It is often said that you get a good idea as to the character of somebody by the company that they keep. So then, when it comes to the death penalty, the US is rubbing shoulders with reverse human rights champions such as China, Saudi Arabia and Iran, to name but three. The US is unique in that it is the only Western country to still use the death penalty.
The fact that the US is often portrayed as a bastion of freedom, personal liberty and pushing back against the government over-reach, yet still retains the death penalty in a majority of states, is a telling irony. As too is the fact that the US is home to the Unite Nations HQ – an organization that has again recently reiterated that the death penalty should play no part in the 21st century world. 
30 US states presently have the death penalty in place, with 20, plus D.C., without and is also used by the federal government and the military.
Let us be clear here. The death penalty is archaic, barbaric and fundamentally undermines the human rights credential of any country that still uses it, and that most definitely includes the US.
The Eighth Amendment of the Constitution clearly proscribes the use of “cruel and unusual’ punishments. Being deprived of your right to be alive has to be the very definition of cruelty. It matters not if the needle, noose or gunshots are swift, the psychological torment prior to that is inhumane and cruel. Death row inmates in the US have to wait, on average, a decade before being put to death. In some cases, the wait can be twice that long. 
While that is bad enough, there’s more to come. To state the obvious, once applied, the death penalty is final.
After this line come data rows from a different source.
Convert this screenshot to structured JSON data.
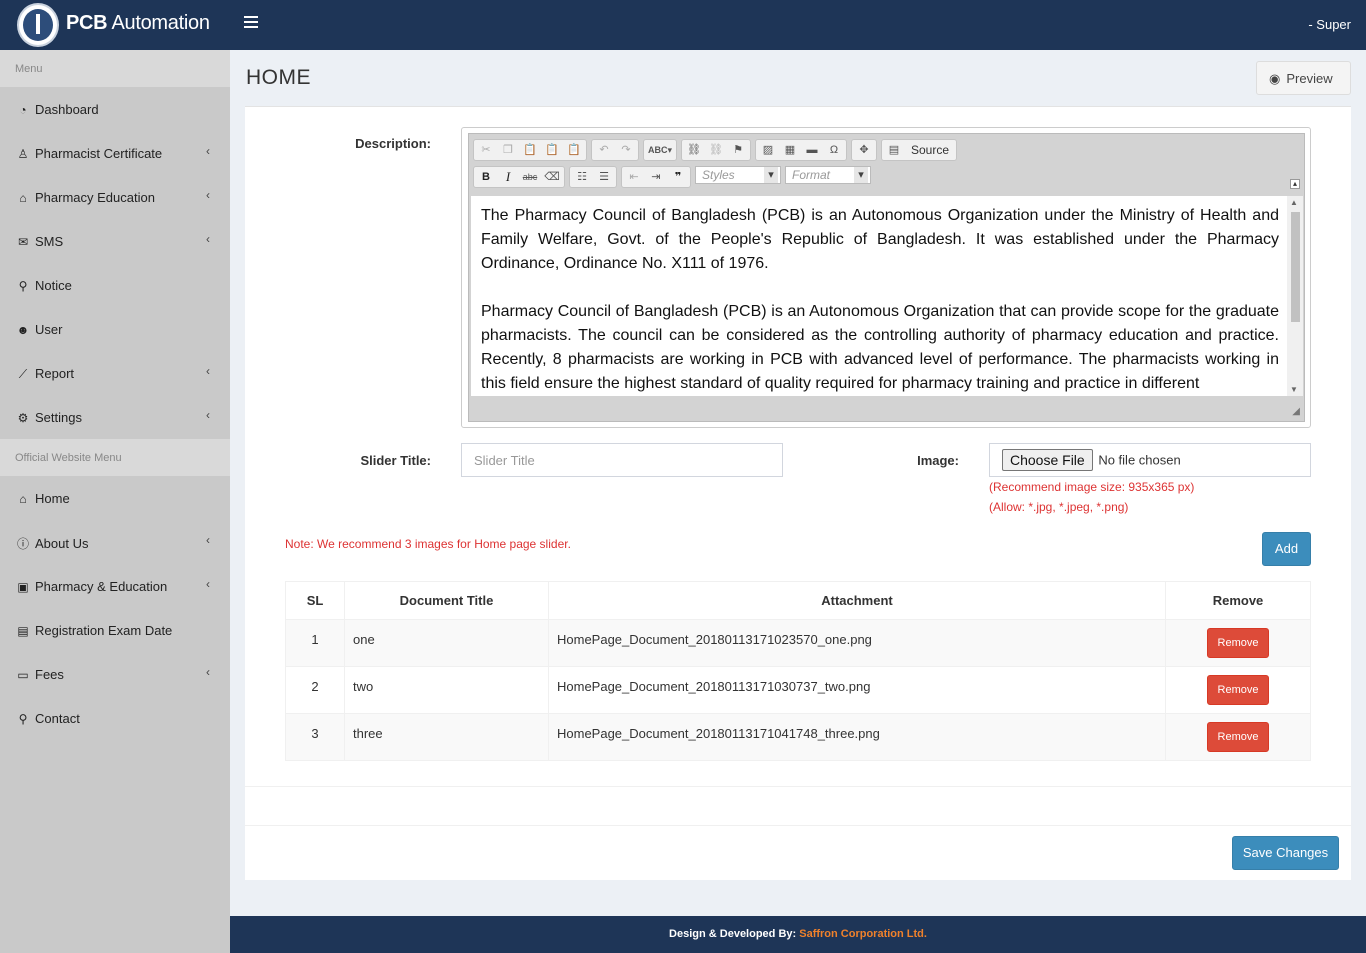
{
  "header": {
    "brand_bold": "PCB",
    "brand_light": " Automation",
    "user": "- Super"
  },
  "sidebar": {
    "menu_heading": "Menu",
    "menu": [
      {
        "label": "Dashboard",
        "icon": "dashboard-icon",
        "glyph": "◔",
        "submenu": false
      },
      {
        "label": "Pharmacist Certificate",
        "icon": "certificate-icon",
        "glyph": "♙",
        "submenu": true
      },
      {
        "label": "Pharmacy Education",
        "icon": "institution-icon",
        "glyph": "⌂",
        "submenu": true
      },
      {
        "label": "SMS",
        "icon": "envelope-icon",
        "glyph": "✉",
        "submenu": true
      },
      {
        "label": "Notice",
        "icon": "pin-icon",
        "glyph": "⚲",
        "submenu": false
      },
      {
        "label": "User",
        "icon": "users-icon",
        "glyph": "☻",
        "submenu": false
      },
      {
        "label": "Report",
        "icon": "line-chart-icon",
        "glyph": "⟋",
        "submenu": true
      },
      {
        "label": "Settings",
        "icon": "cogs-icon",
        "glyph": "⚙",
        "submenu": true
      }
    ],
    "website_heading": "Official Website Menu",
    "website_menu": [
      {
        "label": "Home",
        "icon": "home-icon",
        "glyph": "⌂",
        "submenu": false
      },
      {
        "label": "About Us",
        "icon": "info-circle-icon",
        "glyph": "ⓘ",
        "submenu": true
      },
      {
        "label": "Pharmacy & Education",
        "icon": "briefcase-icon",
        "glyph": "▣",
        "submenu": true
      },
      {
        "label": "Registration Exam Date",
        "icon": "file-icon",
        "glyph": "▤",
        "submenu": false
      },
      {
        "label": "Fees",
        "icon": "money-icon",
        "glyph": "▭",
        "submenu": true
      },
      {
        "label": "Contact",
        "icon": "map-marker-icon",
        "glyph": "⚲",
        "submenu": false
      }
    ]
  },
  "page": {
    "title": "HOME",
    "preview_label": "Preview"
  },
  "form": {
    "description_label": "Description:",
    "editor": {
      "source_label": "Source",
      "styles_placeholder": "Styles",
      "format_placeholder": "Format",
      "paragraphs": [
        "The Pharmacy Council of Bangladesh (PCB) is an Autonomous Organization under the Ministry of Health and Family Welfare, Govt. of the People's Republic of Bangladesh. It was established under the Pharmacy Ordinance, Ordinance No. X111 of 1976.",
        "Pharmacy Council of Bangladesh (PCB) is an Autonomous Organization that can provide scope for the graduate pharmacists. The council can be considered as the controlling authority of pharmacy education and practice. Recently, 8 pharmacists are working in PCB with advanced level of performance. The pharmacists working in this field ensure the highest standard of quality required for pharmacy training and practice in different"
      ]
    },
    "slider_title_label": "Slider Title:",
    "slider_title_placeholder": "Slider Title",
    "image_label": "Image:",
    "file_button": "Choose File",
    "file_status": "No file chosen",
    "hint_size": "(Recommend image size: 935x365 px)",
    "hint_allow": "(Allow: *.jpg, *.jpeg, *.png)",
    "note": "Note: We recommend 3 images for Home page slider.",
    "add_label": "Add",
    "save_label": "Save Changes"
  },
  "table": {
    "headers": [
      "SL",
      "Document Title",
      "Attachment",
      "Remove"
    ],
    "remove_label": "Remove",
    "rows": [
      {
        "sl": "1",
        "title": "one",
        "attachment": "HomePage_Document_20180113171023570_one.png"
      },
      {
        "sl": "2",
        "title": "two",
        "attachment": "HomePage_Document_20180113171030737_two.png"
      },
      {
        "sl": "3",
        "title": "three",
        "attachment": "HomePage_Document_20180113171041748_three.png"
      }
    ]
  },
  "footer": {
    "prefix": "Design & Developed By: ",
    "company": "Saffron Corporation Ltd."
  },
  "colors": {
    "header_bg": "#1e3557",
    "sidebar_bg": "#c9c9c9",
    "primary": "#3c8dbc",
    "danger": "#dd4b39",
    "note_red": "#dd3333",
    "footer_accent": "#f0812b"
  }
}
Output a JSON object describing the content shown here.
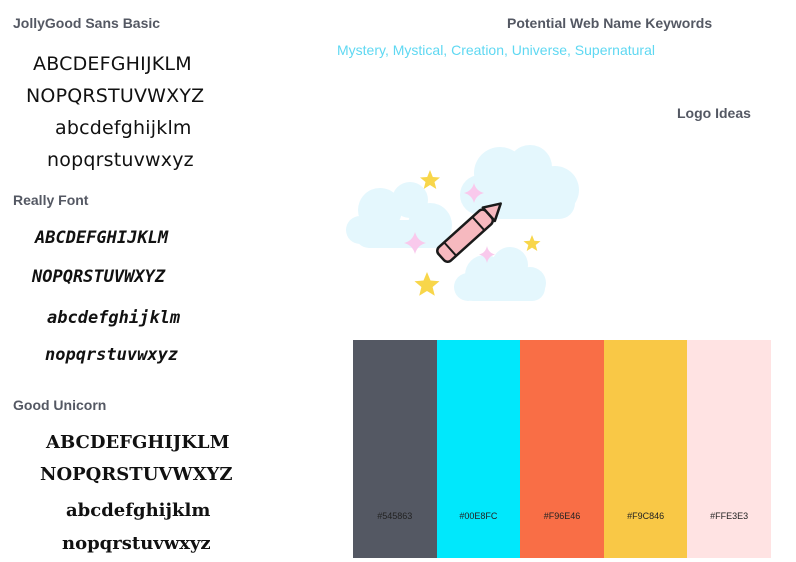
{
  "fonts": [
    {
      "heading": "JollyGood Sans Basic",
      "samples": [
        "ABCDEFGHIJKLM",
        "NOPQRSTUVWXYZ",
        "abcdefghijklm",
        "nopqrstuvwxyz"
      ]
    },
    {
      "heading": "Really Font",
      "samples": [
        "ABCDEFGHIJKLM",
        "NOPQRSTUVWXYZ",
        "abcdefghijklm",
        "nopqrstuvwxyz"
      ]
    },
    {
      "heading": "Good Unicorn",
      "samples": [
        "ABCDEFGHIJKLM",
        "NOPQRSTUVWXYZ",
        "abcdefghijklm",
        "nopqrstuvwxyz"
      ]
    }
  ],
  "keywords": {
    "heading": "Potential Web Name Keywords",
    "text": "Mystery, Mystical, Creation, Universe, Supernatural"
  },
  "logo": {
    "heading": "Logo Ideas",
    "icons": [
      "cloud-icon",
      "crayon-icon",
      "star-icon",
      "sparkle-icon"
    ]
  },
  "palette": [
    {
      "hex": "#545863",
      "label": "#545863"
    },
    {
      "hex": "#00E8FC",
      "label": "#00E8FC"
    },
    {
      "hex": "#F96E46",
      "label": "#F96E46"
    },
    {
      "hex": "#F9C846",
      "label": "#F9C846"
    },
    {
      "hex": "#FFE3E3",
      "label": "#FFE3E3"
    }
  ]
}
No appeals or quashing of conviction can reverse its eventuality. And as much as we like to think that our justice system gets it right every time, it really doesn’t and is prone to error and manipulation.
“Since the reinstatement of the death penalty in 1976, 138 innocent men and women have been released from Death Row, including some who came within minutes of execution.” 
Given that miscarriages of justice can and do happen, the irreversible nature of the death penalty makes capital punishment an absolutely unacceptable act of nothing more than state inflicted vengeance.
The argument that it is in some way a deterrent is also wrong. If someone is prepared to kill, it’s fair to say that they aren’t thinking rationally and therefore the abstract idea of being put to death in twenty years-time is not going to come into play.
Ironically, in 1976, the year that the US reinstated the death penalty, Canada abolished it. Since then, Canada’s murder rate has steadily declined and is now at its lowest since 1966. 
An “eye for an eye” simply no basis for the twenty-first century criminal justice in the US. And those that justify their support for the death penalty with such simplistic barbarity are simply confirming that the death penalty is about vengeance and nothing else.
On top of that, the death penalty is a much more expensive system to maintain compared to full life sentences:
“The death penalty in the U.S. is an enormously expensive and wasteful program with no clear benefits. All of the studies on the cost of capital punishment conclude that it is much more expensive than a system with life sentences as the maximum penalty.” 
Ironic to think that there are so many hang-ups in the conservative movement about public spending, who overwhelmingly support the death penalty. Yet when it comes to that sort of public cost “oh, that sort of public spending is just fine” comes to light.
Add to that the metal and physical strain that the whole Death Row and execution chamber process has on those required to maintain the apparatus of the death penalty system. No-one in any civilized society should be trained and paid for the purpose of taking the life of another.
As things stand, the death penalty is a stain on the reputation of the US and should be abolished forthwith.
 https://news.un.org/en/story/2017/10/568have to wi172-death-penalty-has-no-place-21st-century-un-chief-guterres